START Data records
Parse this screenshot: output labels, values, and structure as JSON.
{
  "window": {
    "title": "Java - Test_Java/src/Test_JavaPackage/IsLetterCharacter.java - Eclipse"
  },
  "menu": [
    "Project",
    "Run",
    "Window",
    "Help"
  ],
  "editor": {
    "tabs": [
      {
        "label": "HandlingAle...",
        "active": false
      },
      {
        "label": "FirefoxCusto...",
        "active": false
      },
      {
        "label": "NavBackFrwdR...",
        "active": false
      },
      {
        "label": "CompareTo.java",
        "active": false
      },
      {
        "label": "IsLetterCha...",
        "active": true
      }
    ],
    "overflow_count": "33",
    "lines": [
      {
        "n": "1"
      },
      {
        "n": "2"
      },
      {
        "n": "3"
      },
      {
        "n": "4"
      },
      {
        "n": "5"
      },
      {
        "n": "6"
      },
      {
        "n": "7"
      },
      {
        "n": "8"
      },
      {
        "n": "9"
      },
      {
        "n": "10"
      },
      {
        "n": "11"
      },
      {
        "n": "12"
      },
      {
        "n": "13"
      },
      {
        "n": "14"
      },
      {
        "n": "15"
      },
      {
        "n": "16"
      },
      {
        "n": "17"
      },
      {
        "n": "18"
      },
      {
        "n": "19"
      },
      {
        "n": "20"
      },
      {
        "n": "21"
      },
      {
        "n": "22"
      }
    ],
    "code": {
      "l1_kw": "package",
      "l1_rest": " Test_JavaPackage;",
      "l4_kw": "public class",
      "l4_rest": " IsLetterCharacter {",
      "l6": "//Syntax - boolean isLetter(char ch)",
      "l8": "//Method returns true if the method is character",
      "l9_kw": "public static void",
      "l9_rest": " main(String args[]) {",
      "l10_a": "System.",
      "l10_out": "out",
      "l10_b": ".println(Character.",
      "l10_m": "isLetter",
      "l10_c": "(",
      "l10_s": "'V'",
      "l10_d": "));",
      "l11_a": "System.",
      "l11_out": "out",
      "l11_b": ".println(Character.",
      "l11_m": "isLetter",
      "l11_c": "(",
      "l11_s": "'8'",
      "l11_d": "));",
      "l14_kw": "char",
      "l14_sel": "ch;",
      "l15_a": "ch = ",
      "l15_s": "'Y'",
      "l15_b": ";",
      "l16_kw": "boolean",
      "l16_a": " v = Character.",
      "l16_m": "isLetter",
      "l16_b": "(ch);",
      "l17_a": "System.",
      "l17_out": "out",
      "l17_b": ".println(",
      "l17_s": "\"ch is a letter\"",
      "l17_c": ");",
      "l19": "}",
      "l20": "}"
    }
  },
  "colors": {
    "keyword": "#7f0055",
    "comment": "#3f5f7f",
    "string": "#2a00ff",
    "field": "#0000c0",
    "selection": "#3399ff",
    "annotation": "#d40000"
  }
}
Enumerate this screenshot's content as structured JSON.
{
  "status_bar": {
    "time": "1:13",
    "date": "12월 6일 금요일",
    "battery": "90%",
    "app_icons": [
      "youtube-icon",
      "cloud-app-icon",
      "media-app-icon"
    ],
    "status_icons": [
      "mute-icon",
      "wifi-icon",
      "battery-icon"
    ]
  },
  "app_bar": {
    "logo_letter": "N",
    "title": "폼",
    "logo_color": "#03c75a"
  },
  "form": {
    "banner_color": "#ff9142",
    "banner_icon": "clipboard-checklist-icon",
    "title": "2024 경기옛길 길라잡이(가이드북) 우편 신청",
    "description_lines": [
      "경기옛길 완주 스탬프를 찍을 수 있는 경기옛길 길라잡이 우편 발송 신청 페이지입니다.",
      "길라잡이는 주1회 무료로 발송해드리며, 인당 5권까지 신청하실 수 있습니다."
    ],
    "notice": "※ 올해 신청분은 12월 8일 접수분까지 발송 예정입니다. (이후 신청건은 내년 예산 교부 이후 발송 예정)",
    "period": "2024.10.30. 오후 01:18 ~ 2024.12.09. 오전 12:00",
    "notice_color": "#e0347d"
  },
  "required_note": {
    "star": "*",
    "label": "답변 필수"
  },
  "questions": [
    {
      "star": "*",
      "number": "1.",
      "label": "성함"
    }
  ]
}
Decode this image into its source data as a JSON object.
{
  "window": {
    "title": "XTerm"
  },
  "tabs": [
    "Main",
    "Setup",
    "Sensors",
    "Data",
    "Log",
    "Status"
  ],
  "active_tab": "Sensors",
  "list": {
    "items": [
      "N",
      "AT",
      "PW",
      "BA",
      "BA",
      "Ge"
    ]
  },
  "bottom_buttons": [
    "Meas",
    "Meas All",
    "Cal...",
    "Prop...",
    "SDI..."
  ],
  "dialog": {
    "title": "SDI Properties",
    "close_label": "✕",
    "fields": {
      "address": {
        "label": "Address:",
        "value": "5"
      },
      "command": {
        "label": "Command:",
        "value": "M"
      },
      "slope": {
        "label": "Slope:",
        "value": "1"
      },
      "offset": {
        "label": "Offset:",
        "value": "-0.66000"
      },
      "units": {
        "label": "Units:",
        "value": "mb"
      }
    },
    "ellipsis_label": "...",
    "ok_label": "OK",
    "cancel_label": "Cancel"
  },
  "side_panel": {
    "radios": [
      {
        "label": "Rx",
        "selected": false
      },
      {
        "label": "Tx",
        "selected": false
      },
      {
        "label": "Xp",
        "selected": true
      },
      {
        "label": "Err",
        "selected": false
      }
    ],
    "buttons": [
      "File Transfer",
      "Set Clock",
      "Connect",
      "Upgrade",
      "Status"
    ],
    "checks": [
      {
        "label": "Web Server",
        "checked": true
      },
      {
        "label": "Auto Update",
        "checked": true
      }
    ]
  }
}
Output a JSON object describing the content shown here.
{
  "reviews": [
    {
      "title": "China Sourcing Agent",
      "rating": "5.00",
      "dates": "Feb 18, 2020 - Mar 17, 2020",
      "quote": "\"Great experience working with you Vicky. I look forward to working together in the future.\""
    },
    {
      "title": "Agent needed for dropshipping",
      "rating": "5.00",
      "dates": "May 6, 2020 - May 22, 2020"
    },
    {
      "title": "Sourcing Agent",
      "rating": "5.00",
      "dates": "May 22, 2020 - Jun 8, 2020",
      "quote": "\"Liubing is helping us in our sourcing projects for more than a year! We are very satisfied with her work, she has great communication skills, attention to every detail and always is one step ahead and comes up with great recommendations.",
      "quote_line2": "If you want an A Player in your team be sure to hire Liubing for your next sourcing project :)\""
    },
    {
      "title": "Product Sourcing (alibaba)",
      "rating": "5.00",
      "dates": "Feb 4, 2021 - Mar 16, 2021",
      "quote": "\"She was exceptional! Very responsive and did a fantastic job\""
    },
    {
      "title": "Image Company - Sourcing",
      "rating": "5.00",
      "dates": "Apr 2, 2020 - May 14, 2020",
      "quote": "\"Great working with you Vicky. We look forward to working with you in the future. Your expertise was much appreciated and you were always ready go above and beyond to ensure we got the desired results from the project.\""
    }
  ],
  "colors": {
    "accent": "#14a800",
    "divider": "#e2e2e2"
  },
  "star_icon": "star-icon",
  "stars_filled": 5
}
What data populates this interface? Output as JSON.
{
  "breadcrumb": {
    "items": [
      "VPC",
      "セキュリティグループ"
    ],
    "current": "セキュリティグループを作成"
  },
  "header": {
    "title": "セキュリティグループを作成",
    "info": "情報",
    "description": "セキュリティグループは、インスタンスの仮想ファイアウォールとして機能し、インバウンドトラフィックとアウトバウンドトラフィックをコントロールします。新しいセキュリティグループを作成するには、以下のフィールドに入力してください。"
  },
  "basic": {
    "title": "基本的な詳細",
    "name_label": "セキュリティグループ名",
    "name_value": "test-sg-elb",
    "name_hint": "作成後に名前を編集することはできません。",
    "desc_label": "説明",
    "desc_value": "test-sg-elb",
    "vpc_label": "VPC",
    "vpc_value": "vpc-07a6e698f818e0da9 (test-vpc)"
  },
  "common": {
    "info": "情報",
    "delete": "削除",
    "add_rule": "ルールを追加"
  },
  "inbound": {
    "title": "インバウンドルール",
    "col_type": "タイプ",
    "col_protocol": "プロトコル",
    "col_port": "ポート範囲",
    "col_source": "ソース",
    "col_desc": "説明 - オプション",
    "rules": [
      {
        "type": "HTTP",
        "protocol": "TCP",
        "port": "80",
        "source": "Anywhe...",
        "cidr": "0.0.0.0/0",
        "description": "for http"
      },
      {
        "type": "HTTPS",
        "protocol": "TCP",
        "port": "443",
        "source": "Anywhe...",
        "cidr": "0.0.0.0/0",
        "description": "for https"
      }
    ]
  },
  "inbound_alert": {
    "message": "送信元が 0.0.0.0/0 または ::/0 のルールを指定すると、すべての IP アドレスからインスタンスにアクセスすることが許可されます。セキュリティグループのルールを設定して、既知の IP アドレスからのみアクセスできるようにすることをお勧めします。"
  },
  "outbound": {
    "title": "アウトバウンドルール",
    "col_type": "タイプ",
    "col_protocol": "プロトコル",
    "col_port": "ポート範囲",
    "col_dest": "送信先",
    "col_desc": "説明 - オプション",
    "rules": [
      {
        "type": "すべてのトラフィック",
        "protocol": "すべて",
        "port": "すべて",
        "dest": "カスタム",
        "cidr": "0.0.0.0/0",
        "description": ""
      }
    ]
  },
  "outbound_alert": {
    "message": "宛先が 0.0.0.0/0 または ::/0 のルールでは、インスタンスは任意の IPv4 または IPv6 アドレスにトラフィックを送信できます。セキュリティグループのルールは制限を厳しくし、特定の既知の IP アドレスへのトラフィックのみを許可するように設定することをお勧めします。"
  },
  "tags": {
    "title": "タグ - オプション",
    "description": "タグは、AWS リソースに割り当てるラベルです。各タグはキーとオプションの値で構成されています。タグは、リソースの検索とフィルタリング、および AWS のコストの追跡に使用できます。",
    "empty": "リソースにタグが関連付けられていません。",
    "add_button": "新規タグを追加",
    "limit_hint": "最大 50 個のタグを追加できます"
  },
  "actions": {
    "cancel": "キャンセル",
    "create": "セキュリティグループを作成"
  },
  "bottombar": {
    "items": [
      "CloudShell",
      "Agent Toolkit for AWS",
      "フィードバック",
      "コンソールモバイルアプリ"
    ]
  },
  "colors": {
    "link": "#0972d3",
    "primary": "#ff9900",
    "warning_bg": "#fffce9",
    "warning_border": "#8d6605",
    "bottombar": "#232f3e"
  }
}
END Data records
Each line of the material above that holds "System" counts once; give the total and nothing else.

Reply to the task:
3